[Dataset rows describing interfaces]
────────────────────────────────────────
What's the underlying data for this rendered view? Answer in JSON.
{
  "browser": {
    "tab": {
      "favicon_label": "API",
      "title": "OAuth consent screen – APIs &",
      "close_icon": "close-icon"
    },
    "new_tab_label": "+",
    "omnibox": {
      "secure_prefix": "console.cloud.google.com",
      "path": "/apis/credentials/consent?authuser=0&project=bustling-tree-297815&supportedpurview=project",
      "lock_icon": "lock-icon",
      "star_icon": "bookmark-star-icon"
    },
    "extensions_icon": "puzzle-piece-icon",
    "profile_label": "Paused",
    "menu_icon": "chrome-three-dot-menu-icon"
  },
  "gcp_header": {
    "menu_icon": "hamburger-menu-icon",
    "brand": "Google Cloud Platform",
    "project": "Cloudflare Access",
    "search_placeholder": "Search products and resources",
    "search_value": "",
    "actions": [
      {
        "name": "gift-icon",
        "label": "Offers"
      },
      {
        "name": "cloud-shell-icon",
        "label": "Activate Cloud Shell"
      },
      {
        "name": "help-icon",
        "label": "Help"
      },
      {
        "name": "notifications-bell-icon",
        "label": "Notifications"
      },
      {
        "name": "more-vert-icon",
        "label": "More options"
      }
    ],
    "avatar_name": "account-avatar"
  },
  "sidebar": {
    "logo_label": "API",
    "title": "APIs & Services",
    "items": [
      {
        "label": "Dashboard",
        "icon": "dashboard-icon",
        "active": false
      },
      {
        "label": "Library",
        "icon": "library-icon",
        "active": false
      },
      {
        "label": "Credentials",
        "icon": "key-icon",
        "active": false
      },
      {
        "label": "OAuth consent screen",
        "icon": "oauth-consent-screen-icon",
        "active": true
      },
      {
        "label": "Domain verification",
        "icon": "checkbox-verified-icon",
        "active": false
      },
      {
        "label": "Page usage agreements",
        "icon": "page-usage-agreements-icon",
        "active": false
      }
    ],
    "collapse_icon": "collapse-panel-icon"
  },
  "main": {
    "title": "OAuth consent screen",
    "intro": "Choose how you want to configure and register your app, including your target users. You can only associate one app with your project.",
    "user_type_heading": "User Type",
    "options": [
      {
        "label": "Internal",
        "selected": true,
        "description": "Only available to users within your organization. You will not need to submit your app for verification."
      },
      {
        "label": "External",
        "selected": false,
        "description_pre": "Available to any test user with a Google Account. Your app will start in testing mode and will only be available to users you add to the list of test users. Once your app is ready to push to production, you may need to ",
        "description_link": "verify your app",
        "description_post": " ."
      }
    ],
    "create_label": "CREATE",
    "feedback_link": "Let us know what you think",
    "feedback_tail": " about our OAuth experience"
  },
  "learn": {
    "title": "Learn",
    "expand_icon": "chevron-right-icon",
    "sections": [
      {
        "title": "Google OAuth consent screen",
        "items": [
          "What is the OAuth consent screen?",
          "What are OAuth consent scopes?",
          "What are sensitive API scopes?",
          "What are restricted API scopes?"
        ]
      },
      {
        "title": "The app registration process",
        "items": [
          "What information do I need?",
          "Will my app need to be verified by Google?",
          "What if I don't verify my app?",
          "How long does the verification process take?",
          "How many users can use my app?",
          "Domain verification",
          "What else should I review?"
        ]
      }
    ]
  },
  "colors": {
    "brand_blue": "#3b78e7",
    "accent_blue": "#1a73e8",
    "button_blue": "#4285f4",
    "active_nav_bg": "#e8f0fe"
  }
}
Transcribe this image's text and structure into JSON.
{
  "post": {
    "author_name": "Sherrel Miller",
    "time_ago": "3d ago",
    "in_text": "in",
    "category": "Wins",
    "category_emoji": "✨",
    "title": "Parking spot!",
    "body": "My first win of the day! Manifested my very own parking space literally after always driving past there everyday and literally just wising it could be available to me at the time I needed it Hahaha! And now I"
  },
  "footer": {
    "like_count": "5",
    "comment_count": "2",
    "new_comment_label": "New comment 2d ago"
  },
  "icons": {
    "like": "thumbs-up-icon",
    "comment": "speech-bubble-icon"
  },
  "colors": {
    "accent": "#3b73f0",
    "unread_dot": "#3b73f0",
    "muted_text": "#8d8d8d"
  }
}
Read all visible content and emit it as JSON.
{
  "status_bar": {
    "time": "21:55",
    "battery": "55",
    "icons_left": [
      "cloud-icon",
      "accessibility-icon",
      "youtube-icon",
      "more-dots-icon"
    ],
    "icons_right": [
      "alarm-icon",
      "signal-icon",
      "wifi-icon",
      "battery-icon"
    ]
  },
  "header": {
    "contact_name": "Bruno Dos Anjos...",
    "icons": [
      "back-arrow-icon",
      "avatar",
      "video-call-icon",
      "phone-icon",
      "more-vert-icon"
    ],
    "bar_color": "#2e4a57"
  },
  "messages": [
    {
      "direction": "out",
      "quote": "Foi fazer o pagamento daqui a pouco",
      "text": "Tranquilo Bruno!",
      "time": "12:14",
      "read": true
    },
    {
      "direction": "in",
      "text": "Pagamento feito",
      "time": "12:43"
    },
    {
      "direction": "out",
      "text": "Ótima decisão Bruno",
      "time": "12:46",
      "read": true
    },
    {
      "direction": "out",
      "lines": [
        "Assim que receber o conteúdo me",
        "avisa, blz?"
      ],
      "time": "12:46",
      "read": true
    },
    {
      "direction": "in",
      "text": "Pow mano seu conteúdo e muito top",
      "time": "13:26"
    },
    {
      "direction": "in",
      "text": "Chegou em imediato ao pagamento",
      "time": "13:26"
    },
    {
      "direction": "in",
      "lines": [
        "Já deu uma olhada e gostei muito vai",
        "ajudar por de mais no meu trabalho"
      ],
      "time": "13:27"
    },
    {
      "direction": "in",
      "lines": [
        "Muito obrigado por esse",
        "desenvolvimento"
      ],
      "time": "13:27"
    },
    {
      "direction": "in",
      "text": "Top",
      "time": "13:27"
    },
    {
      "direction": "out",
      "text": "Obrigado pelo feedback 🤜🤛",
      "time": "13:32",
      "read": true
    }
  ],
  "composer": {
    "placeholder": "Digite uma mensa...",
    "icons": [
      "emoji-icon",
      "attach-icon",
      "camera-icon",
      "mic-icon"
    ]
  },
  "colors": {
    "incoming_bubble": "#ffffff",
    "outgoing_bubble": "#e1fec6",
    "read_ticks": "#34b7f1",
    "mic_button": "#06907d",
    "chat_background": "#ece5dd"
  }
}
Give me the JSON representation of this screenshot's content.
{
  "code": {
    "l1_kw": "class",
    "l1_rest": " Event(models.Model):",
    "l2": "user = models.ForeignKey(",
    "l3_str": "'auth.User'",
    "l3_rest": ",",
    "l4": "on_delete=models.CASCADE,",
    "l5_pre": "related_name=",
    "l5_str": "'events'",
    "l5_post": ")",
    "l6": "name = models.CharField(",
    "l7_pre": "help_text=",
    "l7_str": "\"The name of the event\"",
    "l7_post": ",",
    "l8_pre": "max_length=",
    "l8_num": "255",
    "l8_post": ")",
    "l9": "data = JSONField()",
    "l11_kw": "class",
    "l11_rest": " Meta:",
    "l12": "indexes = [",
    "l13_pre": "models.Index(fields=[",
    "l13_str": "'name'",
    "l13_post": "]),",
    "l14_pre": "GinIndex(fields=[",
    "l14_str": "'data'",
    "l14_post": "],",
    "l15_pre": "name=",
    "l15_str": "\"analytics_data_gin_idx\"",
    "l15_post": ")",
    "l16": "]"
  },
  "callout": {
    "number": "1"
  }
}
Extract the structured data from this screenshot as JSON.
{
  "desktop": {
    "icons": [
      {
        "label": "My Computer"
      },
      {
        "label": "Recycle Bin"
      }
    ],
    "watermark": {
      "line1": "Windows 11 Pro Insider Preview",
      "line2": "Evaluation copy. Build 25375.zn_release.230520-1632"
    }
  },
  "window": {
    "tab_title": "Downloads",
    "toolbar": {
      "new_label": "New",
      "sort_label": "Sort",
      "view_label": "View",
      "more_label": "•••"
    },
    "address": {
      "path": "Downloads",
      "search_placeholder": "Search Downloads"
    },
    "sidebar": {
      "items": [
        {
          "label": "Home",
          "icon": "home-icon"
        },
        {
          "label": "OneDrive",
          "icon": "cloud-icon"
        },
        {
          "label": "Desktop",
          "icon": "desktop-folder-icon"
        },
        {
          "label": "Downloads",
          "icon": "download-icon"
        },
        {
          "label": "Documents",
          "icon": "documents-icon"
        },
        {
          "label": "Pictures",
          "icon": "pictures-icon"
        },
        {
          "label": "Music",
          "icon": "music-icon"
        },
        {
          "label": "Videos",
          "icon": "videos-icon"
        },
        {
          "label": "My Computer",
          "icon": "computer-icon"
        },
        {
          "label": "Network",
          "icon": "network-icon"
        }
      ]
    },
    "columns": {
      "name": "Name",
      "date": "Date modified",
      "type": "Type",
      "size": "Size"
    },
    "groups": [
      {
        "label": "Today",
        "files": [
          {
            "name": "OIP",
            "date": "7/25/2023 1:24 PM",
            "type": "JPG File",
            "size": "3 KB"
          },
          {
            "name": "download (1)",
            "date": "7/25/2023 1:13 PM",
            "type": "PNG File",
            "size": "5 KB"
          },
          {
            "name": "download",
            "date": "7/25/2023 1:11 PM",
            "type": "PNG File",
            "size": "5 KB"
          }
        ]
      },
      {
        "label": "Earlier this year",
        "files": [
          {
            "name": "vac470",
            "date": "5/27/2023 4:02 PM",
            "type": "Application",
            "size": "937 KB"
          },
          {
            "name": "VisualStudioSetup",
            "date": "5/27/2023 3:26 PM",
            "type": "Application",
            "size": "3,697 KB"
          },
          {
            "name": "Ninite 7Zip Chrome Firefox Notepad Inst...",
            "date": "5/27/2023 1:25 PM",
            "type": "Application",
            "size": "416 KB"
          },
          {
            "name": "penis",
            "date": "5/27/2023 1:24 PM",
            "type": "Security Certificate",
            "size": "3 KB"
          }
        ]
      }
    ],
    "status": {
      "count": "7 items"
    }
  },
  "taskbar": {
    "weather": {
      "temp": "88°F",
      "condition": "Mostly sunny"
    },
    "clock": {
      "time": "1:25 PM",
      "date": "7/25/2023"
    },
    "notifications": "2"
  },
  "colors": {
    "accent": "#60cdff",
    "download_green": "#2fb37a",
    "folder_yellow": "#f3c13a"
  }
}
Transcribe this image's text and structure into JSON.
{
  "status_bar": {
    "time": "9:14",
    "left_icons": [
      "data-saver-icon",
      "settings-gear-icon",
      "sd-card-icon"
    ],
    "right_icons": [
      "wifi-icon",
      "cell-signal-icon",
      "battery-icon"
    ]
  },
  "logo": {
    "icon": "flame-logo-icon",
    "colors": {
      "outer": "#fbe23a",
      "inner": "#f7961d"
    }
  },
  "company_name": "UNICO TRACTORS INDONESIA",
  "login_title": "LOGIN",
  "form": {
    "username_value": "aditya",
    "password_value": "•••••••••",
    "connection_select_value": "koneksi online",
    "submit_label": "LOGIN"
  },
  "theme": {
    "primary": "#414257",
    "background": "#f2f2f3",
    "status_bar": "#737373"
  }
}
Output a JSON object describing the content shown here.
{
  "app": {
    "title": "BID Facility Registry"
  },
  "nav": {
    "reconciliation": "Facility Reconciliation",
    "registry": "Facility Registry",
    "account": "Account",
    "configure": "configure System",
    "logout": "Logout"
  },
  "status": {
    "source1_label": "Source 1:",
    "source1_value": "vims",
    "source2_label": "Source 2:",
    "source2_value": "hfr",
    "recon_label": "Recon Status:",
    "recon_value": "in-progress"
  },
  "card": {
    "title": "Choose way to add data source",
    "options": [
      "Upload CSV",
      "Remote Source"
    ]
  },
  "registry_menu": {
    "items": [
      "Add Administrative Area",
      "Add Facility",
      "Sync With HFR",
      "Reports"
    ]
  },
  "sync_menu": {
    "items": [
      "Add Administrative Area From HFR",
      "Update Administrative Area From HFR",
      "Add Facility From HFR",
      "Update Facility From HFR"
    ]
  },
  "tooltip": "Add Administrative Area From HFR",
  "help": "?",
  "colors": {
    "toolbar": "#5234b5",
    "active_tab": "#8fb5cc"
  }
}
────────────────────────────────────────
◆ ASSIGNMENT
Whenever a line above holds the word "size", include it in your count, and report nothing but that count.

◆ EXERCISE SOLUTION
8